• [What is expected] All pictures are to be excluded when the data below is output verbatim.

Data to use Start Marker

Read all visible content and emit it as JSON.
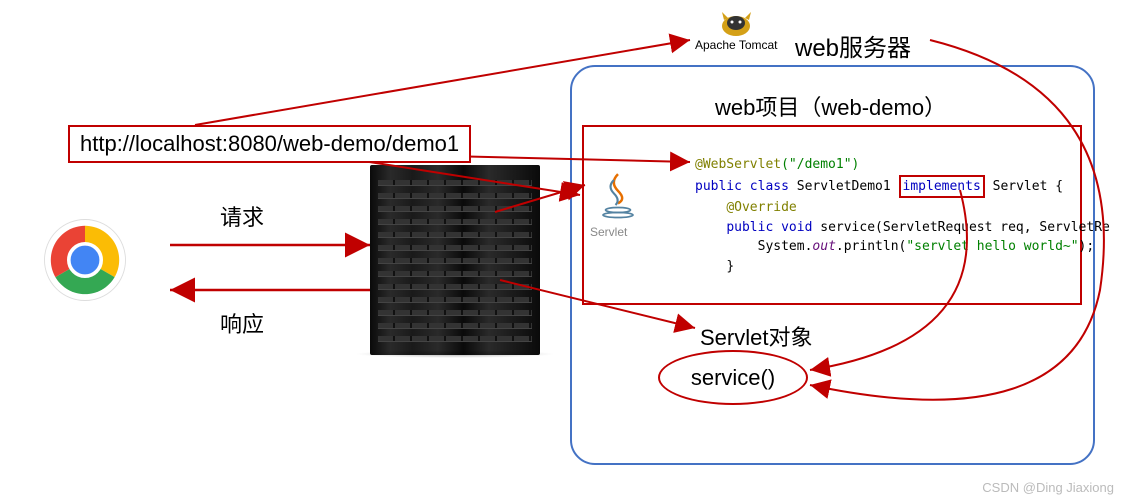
{
  "url": "http://localhost:8080/web-demo/demo1",
  "labels": {
    "web_server": "web服务器",
    "web_project": "web项目（web-demo）",
    "request": "请求",
    "response": "响应",
    "servlet_object": "Servlet对象",
    "service": "service()",
    "tomcat": "Apache Tomcat",
    "servlet": "Servlet"
  },
  "code": {
    "annotation_kw": "@WebServlet",
    "annotation_arg": "(\"/demo1\")",
    "pub": "public",
    "cls": "class",
    "clsname": " ServletDemo1 ",
    "impl": "implements",
    "srvlt": " Servlet {",
    "override": "@Override",
    "void": "void",
    "service": "service",
    "params": "(ServletRequest req, ServletRe",
    "sysout_a": "System.",
    "sysout_b": "out",
    "sysout_c": ".println(",
    "sysout_d": "\"servlet hello world~\"",
    "sysout_e": ");",
    "close": "}"
  },
  "watermark": "CSDN @Ding Jiaxiong"
}
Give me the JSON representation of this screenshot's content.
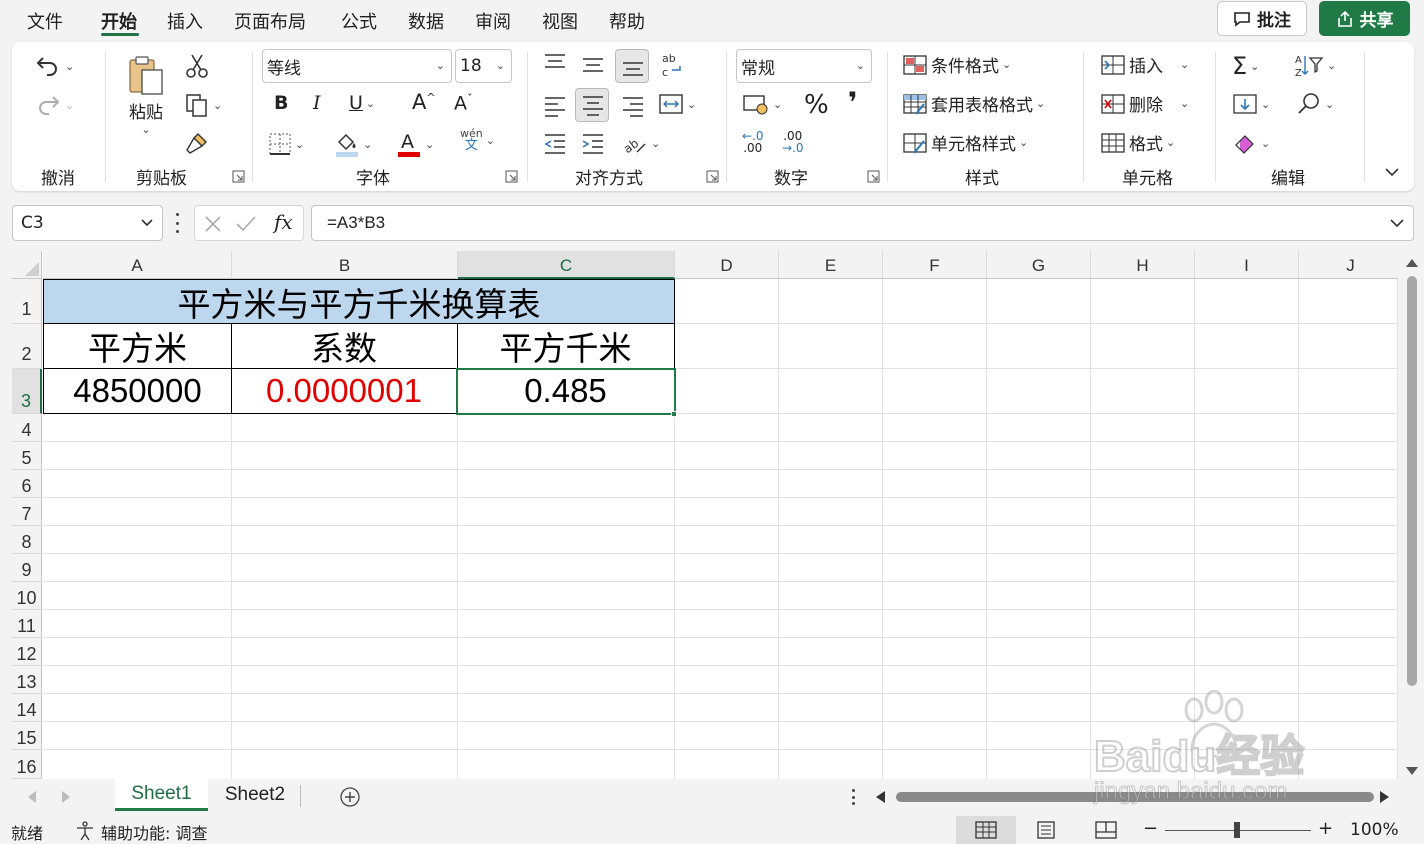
{
  "menu": {
    "tabs": [
      "文件",
      "开始",
      "插入",
      "页面布局",
      "公式",
      "数据",
      "审阅",
      "视图",
      "帮助"
    ],
    "active_tab": "开始",
    "comment_label": "批注",
    "share_label": "共享"
  },
  "ribbon": {
    "undo_group": "撤消",
    "clipboard": {
      "label": "剪贴板",
      "paste": "粘贴"
    },
    "font": {
      "label": "字体",
      "name": "等线",
      "size": "18",
      "phonetic": "wén",
      "phonetic_char": "文"
    },
    "alignment": {
      "label": "对齐方式"
    },
    "number": {
      "label": "数字",
      "format": "常规",
      "percent": "%",
      "comma": "❜",
      "dec_inc": ".00",
      "dec_dec": ".0"
    },
    "styles": {
      "label": "样式",
      "conditional": "条件格式",
      "table_format": "套用表格格式",
      "cell_styles": "单元格样式"
    },
    "cells": {
      "label": "单元格",
      "insert": "插入",
      "delete": "删除",
      "format": "格式"
    },
    "editing": {
      "label": "编辑"
    }
  },
  "formula_bar": {
    "name_box": "C3",
    "formula": "=A3*B3",
    "fx": "fx"
  },
  "sheet": {
    "columns": [
      "A",
      "B",
      "C",
      "D",
      "E",
      "F",
      "G",
      "H",
      "I",
      "J"
    ],
    "selected_column": "C",
    "rows": [
      "1",
      "2",
      "3",
      "4",
      "5",
      "6",
      "7",
      "8",
      "9",
      "10",
      "11",
      "12",
      "13",
      "14",
      "15",
      "16"
    ],
    "selected_row": "3",
    "title": "平方米与平方千米换算表",
    "headers": [
      "平方米",
      "系数",
      "平方千米"
    ],
    "values": [
      "4850000",
      "0.0000001",
      "0.485"
    ],
    "title_fill": "#bdd7ee",
    "red_text": "#e00000"
  },
  "sheet_tabs": {
    "tabs": [
      "Sheet1",
      "Sheet2"
    ],
    "active": "Sheet1"
  },
  "status": {
    "ready": "就绪",
    "accessibility": "辅助功能: 调查",
    "zoom": "100%"
  },
  "watermark": {
    "brand": "Baidu经验",
    "url": "jingyan.baidu.com"
  }
}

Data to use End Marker

• [Exercise result]
Read all visible content and emit it as JSON.
{
  "url": "http://localhost:8080/web-demo/demo1",
  "labels": {
    "web_server": "web服务器",
    "web_project": "web项目（web-demo）",
    "request": "请求",
    "response": "响应",
    "servlet_object": "Servlet对象",
    "service": "service()",
    "tomcat": "Apache Tomcat",
    "servlet": "Servlet"
  },
  "code": {
    "annotation_kw": "@WebServlet",
    "annotation_arg": "(\"/demo1\")",
    "pub": "public",
    "cls": "class",
    "clsname": " ServletDemo1 ",
    "impl": "implements",
    "srvlt": " Servlet {",
    "override": "@Override",
    "void": "void",
    "service": "service",
    "params": "(ServletRequest req, ServletRe",
    "sysout_a": "System.",
    "sysout_b": "out",
    "sysout_c": ".println(",
    "sysout_d": "\"servlet hello world~\"",
    "sysout_e": ");",
    "close": "}"
  },
  "watermark": "CSDN @Ding Jiaxiong"
}
Give me the JSON representation of this screenshot's content.
{
  "menu": {
    "tabs": [
      "文件",
      "开始",
      "插入",
      "页面布局",
      "公式",
      "数据",
      "审阅",
      "视图",
      "帮助"
    ],
    "active_tab": "开始",
    "comment_label": "批注",
    "share_label": "共享"
  },
  "ribbon": {
    "undo_group": "撤消",
    "clipboard": {
      "label": "剪贴板",
      "paste": "粘贴"
    },
    "font": {
      "label": "字体",
      "name": "等线",
      "size": "18",
      "phonetic": "wén",
      "phonetic_char": "文"
    },
    "alignment": {
      "label": "对齐方式"
    },
    "number": {
      "label": "数字",
      "format": "常规",
      "percent": "%",
      "comma": "❜",
      "dec_inc": ".00",
      "dec_dec": ".0"
    },
    "styles": {
      "label": "样式",
      "conditional": "条件格式",
      "table_format": "套用表格格式",
      "cell_styles": "单元格样式"
    },
    "cells": {
      "label": "单元格",
      "insert": "插入",
      "delete": "删除",
      "format": "格式"
    },
    "editing": {
      "label": "编辑"
    }
  },
  "formula_bar": {
    "name_box": "C3",
    "formula": "=A3*B3",
    "fx": "fx"
  },
  "sheet": {
    "columns": [
      "A",
      "B",
      "C",
      "D",
      "E",
      "F",
      "G",
      "H",
      "I",
      "J"
    ],
    "selected_column": "C",
    "rows": [
      "1",
      "2",
      "3",
      "4",
      "5",
      "6",
      "7",
      "8",
      "9",
      "10",
      "11",
      "12",
      "13",
      "14",
      "15",
      "16"
    ],
    "selected_row": "3",
    "title": "平方米与平方千米换算表",
    "headers": [
      "平方米",
      "系数",
      "平方千米"
    ],
    "values": [
      "4850000",
      "0.0000001",
      "0.485"
    ],
    "title_fill": "#bdd7ee",
    "red_text": "#e00000"
  },
  "sheet_tabs": {
    "tabs": [
      "Sheet1",
      "Sheet2"
    ],
    "active": "Sheet1"
  },
  "status": {
    "ready": "就绪",
    "accessibility": "辅助功能: 调查",
    "zoom": "100%"
  },
  "watermark": {
    "brand": "Baidu经验",
    "url": "jingyan.baidu.com"
  }
}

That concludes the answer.